* **AIM OF THE TASK**
Gather, from the data below, each line in which the word "desc" occurs.

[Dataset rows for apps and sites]
▼
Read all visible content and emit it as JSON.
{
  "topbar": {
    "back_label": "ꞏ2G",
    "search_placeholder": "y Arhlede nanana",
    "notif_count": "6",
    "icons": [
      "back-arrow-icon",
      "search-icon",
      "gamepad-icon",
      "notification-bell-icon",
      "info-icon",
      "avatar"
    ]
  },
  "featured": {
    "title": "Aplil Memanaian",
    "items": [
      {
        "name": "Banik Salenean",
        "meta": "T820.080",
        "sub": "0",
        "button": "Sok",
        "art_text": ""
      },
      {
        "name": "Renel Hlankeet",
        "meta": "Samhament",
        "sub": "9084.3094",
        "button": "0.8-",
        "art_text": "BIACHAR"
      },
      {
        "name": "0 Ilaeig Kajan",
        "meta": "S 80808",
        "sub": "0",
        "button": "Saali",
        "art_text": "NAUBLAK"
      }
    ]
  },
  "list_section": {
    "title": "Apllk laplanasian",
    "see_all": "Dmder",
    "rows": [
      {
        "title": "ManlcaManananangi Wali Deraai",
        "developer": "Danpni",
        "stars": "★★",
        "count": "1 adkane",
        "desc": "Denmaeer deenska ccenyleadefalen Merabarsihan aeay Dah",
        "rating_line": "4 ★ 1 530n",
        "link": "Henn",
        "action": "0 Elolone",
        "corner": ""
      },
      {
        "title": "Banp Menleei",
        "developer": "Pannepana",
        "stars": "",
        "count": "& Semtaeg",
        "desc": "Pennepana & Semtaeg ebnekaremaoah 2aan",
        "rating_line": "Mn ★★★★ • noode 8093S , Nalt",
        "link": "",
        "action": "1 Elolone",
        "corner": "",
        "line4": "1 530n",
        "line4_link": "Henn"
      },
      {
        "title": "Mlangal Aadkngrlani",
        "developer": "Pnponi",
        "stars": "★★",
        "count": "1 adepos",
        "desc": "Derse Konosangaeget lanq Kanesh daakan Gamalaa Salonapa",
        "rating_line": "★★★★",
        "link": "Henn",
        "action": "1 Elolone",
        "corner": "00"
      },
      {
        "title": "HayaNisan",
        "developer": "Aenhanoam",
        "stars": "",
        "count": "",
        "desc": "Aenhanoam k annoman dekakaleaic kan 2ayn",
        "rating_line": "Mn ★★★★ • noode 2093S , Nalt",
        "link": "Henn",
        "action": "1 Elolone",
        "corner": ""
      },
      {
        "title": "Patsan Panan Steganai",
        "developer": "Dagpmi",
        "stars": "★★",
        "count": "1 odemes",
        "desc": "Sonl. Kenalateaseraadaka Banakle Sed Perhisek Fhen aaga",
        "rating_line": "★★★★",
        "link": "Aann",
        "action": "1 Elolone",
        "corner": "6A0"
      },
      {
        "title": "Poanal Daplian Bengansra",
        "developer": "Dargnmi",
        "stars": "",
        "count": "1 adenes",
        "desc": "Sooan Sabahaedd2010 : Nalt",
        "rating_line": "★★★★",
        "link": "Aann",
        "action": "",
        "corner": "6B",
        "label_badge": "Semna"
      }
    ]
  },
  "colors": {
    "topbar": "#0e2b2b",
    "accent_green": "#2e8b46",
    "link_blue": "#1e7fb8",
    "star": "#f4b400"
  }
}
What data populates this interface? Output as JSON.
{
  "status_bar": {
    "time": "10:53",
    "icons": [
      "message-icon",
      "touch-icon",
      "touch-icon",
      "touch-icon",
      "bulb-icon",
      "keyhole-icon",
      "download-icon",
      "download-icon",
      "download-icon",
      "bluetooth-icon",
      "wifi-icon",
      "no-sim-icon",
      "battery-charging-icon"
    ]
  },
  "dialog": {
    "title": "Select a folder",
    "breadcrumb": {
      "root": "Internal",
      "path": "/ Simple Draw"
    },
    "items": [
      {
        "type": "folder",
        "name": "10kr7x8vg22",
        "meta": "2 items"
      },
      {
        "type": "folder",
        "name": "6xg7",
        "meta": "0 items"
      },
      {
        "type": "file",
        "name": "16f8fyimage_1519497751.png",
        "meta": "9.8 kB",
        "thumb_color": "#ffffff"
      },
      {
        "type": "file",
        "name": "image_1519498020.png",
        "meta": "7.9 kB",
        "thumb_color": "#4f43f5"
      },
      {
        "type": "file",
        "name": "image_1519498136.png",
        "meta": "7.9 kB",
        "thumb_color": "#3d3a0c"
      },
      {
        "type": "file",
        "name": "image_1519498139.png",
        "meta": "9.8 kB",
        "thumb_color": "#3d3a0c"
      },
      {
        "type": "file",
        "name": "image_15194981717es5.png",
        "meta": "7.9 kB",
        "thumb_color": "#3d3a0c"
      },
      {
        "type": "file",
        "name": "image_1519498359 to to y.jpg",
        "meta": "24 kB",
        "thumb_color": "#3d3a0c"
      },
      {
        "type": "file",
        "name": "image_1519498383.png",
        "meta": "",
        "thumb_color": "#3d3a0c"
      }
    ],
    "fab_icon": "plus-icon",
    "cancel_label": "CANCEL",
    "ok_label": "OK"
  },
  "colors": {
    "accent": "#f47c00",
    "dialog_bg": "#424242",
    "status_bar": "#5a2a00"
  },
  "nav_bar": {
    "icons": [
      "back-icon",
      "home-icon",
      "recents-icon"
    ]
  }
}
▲
* **ANSWER**
        "desc": "Denmaeer deenska ccenyleadefalen Merabarsihan aeay Dah",
        "desc": "Pennepana & Semtaeg ebnekaremaoah 2aan",
        "desc": "Derse Konosangaeget lanq Kanesh daakan Gamalaa Salonapa",
        "desc": "Aenhanoam k annoman dekakaleaic kan 2ayn",
        "desc": "Sonl. Kenalateaseraadaka Banakle Sed Perhisek Fhen aaga",
        "desc": "Sooan Sabahaedd2010 : Nalt",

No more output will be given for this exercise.